WHAT YOU WILL DO —
Print out the records that follow, exactly and completely.

(Source data)
********
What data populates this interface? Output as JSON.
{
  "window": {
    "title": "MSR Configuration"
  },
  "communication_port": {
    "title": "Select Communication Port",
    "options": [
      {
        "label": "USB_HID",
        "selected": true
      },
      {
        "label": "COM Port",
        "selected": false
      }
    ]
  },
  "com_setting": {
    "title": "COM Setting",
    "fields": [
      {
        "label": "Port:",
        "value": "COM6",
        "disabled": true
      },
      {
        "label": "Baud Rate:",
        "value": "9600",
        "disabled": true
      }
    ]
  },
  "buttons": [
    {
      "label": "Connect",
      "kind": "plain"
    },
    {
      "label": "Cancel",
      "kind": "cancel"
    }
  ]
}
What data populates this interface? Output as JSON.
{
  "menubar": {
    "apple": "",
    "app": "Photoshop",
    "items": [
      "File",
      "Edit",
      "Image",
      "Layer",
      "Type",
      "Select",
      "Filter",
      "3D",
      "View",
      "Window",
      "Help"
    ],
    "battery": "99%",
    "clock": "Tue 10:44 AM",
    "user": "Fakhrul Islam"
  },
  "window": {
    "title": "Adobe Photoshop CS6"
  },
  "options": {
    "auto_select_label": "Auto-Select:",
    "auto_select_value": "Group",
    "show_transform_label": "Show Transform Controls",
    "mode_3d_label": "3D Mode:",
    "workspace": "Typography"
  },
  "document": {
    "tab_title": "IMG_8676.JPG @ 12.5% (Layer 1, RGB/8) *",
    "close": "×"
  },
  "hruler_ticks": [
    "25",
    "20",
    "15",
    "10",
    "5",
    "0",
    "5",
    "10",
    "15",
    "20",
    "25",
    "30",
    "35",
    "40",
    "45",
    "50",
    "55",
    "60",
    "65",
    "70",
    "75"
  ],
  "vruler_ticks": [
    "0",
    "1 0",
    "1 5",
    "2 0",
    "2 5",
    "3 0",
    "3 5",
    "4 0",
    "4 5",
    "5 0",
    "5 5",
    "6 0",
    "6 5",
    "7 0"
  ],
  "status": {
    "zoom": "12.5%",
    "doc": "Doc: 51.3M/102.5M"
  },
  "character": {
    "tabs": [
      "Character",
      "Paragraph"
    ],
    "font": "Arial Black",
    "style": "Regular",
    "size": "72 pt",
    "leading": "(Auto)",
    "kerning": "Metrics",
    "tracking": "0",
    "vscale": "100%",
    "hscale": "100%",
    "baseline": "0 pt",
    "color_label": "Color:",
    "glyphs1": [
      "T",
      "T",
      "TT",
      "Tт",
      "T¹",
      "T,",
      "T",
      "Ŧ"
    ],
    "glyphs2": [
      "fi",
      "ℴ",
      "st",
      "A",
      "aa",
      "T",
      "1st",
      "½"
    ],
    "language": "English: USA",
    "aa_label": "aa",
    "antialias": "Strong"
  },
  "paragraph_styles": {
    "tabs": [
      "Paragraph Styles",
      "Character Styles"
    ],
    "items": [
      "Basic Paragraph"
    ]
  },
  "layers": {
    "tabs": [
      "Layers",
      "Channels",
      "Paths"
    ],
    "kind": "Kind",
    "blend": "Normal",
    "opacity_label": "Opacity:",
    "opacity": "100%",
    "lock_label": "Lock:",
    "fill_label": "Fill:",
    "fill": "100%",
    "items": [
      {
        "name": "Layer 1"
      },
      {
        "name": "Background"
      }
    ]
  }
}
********
ANSWER TO THIS EXERCISE —
What data populates this interface? Output as JSON.
{
  "window": {
    "title": "MSR Configuration"
  },
  "communication_port": {
    "title": "Select Communication Port",
    "options": [
      {
        "label": "USB_HID",
        "selected": true
      },
      {
        "label": "COM Port",
        "selected": false
      }
    ]
  },
  "com_setting": {
    "title": "COM Setting",
    "fields": [
      {
        "label": "Port:",
        "value": "COM6",
        "disabled": true
      },
      {
        "label": "Baud Rate:",
        "value": "9600",
        "disabled": true
      }
    ]
  },
  "buttons": [
    {
      "label": "Connect",
      "kind": "plain"
    },
    {
      "label": "Cancel",
      "kind": "cancel"
    }
  ]
}
What data populates this interface? Output as JSON.
{
  "menubar": {
    "apple": "",
    "app": "Photoshop",
    "items": [
      "File",
      "Edit",
      "Image",
      "Layer",
      "Type",
      "Select",
      "Filter",
      "3D",
      "View",
      "Window",
      "Help"
    ],
    "battery": "99%",
    "clock": "Tue 10:44 AM",
    "user": "Fakhrul Islam"
  },
  "window": {
    "title": "Adobe Photoshop CS6"
  },
  "options": {
    "auto_select_label": "Auto-Select:",
    "auto_select_value": "Group",
    "show_transform_label": "Show Transform Controls",
    "mode_3d_label": "3D Mode:",
    "workspace": "Typography"
  },
  "document": {
    "tab_title": "IMG_8676.JPG @ 12.5% (Layer 1, RGB/8) *",
    "close": "×"
  },
  "hruler_ticks": [
    "25",
    "20",
    "15",
    "10",
    "5",
    "0",
    "5",
    "10",
    "15",
    "20",
    "25",
    "30",
    "35",
    "40",
    "45",
    "50",
    "55",
    "60",
    "65",
    "70",
    "75"
  ],
  "vruler_ticks": [
    "0",
    "1 0",
    "1 5",
    "2 0",
    "2 5",
    "3 0",
    "3 5",
    "4 0",
    "4 5",
    "5 0",
    "5 5",
    "6 0",
    "6 5",
    "7 0"
  ],
  "status": {
    "zoom": "12.5%",
    "doc": "Doc: 51.3M/102.5M"
  },
  "character": {
    "tabs": [
      "Character",
      "Paragraph"
    ],
    "font": "Arial Black",
    "style": "Regular",
    "size": "72 pt",
    "leading": "(Auto)",
    "kerning": "Metrics",
    "tracking": "0",
    "vscale": "100%",
    "hscale": "100%",
    "baseline": "0 pt",
    "color_label": "Color:",
    "glyphs1": [
      "T",
      "T",
      "TT",
      "Tт",
      "T¹",
      "T,",
      "T",
      "Ŧ"
    ],
    "glyphs2": [
      "fi",
      "ℴ",
      "st",
      "A",
      "aa",
      "T",
      "1st",
      "½"
    ],
    "language": "English: USA",
    "aa_label": "aa",
    "antialias": "Strong"
  },
  "paragraph_styles": {
    "tabs": [
      "Paragraph Styles",
      "Character Styles"
    ],
    "items": [
      "Basic Paragraph"
    ]
  },
  "layers": {
    "tabs": [
      "Layers",
      "Channels",
      "Paths"
    ],
    "kind": "Kind",
    "blend": "Normal",
    "opacity_label": "Opacity:",
    "opacity": "100%",
    "lock_label": "Lock:",
    "fill_label": "Fill:",
    "fill": "100%",
    "items": [
      {
        "name": "Layer 1"
      },
      {
        "name": "Background"
      }
    ]
  }
}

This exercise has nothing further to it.